[Records from a data source]
[Start of section]
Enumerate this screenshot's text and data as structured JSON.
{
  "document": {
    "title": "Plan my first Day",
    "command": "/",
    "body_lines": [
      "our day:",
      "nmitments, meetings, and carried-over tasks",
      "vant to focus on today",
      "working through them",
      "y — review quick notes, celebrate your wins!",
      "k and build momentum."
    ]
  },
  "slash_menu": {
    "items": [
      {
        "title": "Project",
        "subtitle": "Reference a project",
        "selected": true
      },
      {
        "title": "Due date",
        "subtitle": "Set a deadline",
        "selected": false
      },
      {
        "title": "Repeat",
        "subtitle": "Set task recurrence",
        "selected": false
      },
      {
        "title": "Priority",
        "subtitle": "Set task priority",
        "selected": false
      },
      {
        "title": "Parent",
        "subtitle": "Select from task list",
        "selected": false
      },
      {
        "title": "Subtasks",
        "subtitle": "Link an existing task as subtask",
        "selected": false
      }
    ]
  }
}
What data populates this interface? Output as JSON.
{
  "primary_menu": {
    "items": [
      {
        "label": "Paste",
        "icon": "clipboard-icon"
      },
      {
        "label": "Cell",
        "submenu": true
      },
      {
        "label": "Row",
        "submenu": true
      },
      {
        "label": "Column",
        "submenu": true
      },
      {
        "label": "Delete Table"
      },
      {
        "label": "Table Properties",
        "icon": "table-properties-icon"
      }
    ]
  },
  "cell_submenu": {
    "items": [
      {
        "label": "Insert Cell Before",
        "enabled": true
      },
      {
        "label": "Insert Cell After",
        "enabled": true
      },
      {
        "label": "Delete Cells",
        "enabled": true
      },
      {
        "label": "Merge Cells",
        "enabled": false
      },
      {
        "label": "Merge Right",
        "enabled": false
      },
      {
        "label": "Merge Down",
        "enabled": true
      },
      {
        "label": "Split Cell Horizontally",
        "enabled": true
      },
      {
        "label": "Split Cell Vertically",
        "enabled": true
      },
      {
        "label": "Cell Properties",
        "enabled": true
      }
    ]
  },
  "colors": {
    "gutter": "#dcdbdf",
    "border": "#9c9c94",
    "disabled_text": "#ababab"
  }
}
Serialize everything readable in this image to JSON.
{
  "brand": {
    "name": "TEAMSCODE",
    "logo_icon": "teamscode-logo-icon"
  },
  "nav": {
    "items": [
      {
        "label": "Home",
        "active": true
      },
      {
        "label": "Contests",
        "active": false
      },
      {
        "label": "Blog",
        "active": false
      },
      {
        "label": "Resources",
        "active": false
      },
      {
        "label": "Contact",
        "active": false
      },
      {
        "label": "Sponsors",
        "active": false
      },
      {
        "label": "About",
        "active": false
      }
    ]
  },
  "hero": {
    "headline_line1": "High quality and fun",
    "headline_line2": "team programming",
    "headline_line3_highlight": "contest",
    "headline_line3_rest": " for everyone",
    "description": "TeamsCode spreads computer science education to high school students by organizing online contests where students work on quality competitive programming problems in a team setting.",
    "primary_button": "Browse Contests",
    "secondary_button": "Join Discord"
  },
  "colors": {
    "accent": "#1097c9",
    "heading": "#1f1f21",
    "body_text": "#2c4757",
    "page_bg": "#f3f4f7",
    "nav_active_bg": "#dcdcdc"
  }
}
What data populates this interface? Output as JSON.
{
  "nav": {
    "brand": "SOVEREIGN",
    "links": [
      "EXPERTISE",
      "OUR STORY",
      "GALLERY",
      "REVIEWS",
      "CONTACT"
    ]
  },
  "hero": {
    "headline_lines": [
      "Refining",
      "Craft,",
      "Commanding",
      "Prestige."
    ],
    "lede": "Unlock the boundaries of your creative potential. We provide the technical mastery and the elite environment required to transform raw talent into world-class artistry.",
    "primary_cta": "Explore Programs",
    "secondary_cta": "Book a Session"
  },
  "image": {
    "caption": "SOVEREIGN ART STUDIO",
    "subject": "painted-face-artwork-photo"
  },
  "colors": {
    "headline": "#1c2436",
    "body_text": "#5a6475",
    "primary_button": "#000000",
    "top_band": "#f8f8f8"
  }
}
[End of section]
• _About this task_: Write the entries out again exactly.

• _Result of the task_:
Enumerate this screenshot's text and data as structured JSON.
{
  "document": {
    "title": "Plan my first Day",
    "command": "/",
    "body_lines": [
      "our day:",
      "nmitments, meetings, and carried-over tasks",
      "vant to focus on today",
      "working through them",
      "y — review quick notes, celebrate your wins!",
      "k and build momentum."
    ]
  },
  "slash_menu": {
    "items": [
      {
        "title": "Project",
        "subtitle": "Reference a project",
        "selected": true
      },
      {
        "title": "Due date",
        "subtitle": "Set a deadline",
        "selected": false
      },
      {
        "title": "Repeat",
        "subtitle": "Set task recurrence",
        "selected": false
      },
      {
        "title": "Priority",
        "subtitle": "Set task priority",
        "selected": false
      },
      {
        "title": "Parent",
        "subtitle": "Select from task list",
        "selected": false
      },
      {
        "title": "Subtasks",
        "subtitle": "Link an existing task as subtask",
        "selected": false
      }
    ]
  }
}
What data populates this interface? Output as JSON.
{
  "primary_menu": {
    "items": [
      {
        "label": "Paste",
        "icon": "clipboard-icon"
      },
      {
        "label": "Cell",
        "submenu": true
      },
      {
        "label": "Row",
        "submenu": true
      },
      {
        "label": "Column",
        "submenu": true
      },
      {
        "label": "Delete Table"
      },
      {
        "label": "Table Properties",
        "icon": "table-properties-icon"
      }
    ]
  },
  "cell_submenu": {
    "items": [
      {
        "label": "Insert Cell Before",
        "enabled": true
      },
      {
        "label": "Insert Cell After",
        "enabled": true
      },
      {
        "label": "Delete Cells",
        "enabled": true
      },
      {
        "label": "Merge Cells",
        "enabled": false
      },
      {
        "label": "Merge Right",
        "enabled": false
      },
      {
        "label": "Merge Down",
        "enabled": true
      },
      {
        "label": "Split Cell Horizontally",
        "enabled": true
      },
      {
        "label": "Split Cell Vertically",
        "enabled": true
      },
      {
        "label": "Cell Properties",
        "enabled": true
      }
    ]
  },
  "colors": {
    "gutter": "#dcdbdf",
    "border": "#9c9c94",
    "disabled_text": "#ababab"
  }
}
Serialize everything readable in this image to JSON.
{
  "brand": {
    "name": "TEAMSCODE",
    "logo_icon": "teamscode-logo-icon"
  },
  "nav": {
    "items": [
      {
        "label": "Home",
        "active": true
      },
      {
        "label": "Contests",
        "active": false
      },
      {
        "label": "Blog",
        "active": false
      },
      {
        "label": "Resources",
        "active": false
      },
      {
        "label": "Contact",
        "active": false
      },
      {
        "label": "Sponsors",
        "active": false
      },
      {
        "label": "About",
        "active": false
      }
    ]
  },
  "hero": {
    "headline_line1": "High quality and fun",
    "headline_line2": "team programming",
    "headline_line3_highlight": "contest",
    "headline_line3_rest": " for everyone",
    "description": "TeamsCode spreads computer science education to high school students by organizing online contests where students work on quality competitive programming problems in a team setting.",
    "primary_button": "Browse Contests",
    "secondary_button": "Join Discord"
  },
  "colors": {
    "accent": "#1097c9",
    "heading": "#1f1f21",
    "body_text": "#2c4757",
    "page_bg": "#f3f4f7",
    "nav_active_bg": "#dcdcdc"
  }
}
What data populates this interface? Output as JSON.
{
  "nav": {
    "brand": "SOVEREIGN",
    "links": [
      "EXPERTISE",
      "OUR STORY",
      "GALLERY",
      "REVIEWS",
      "CONTACT"
    ]
  },
  "hero": {
    "headline_lines": [
      "Refining",
      "Craft,",
      "Commanding",
      "Prestige."
    ],
    "lede": "Unlock the boundaries of your creative potential. We provide the technical mastery and the elite environment required to transform raw talent into world-class artistry.",
    "primary_cta": "Explore Programs",
    "secondary_cta": "Book a Session"
  },
  "image": {
    "caption": "SOVEREIGN ART STUDIO",
    "subject": "painted-face-artwork-photo"
  },
  "colors": {
    "headline": "#1c2436",
    "body_text": "#5a6475",
    "primary_button": "#000000",
    "top_band": "#f8f8f8"
  }
}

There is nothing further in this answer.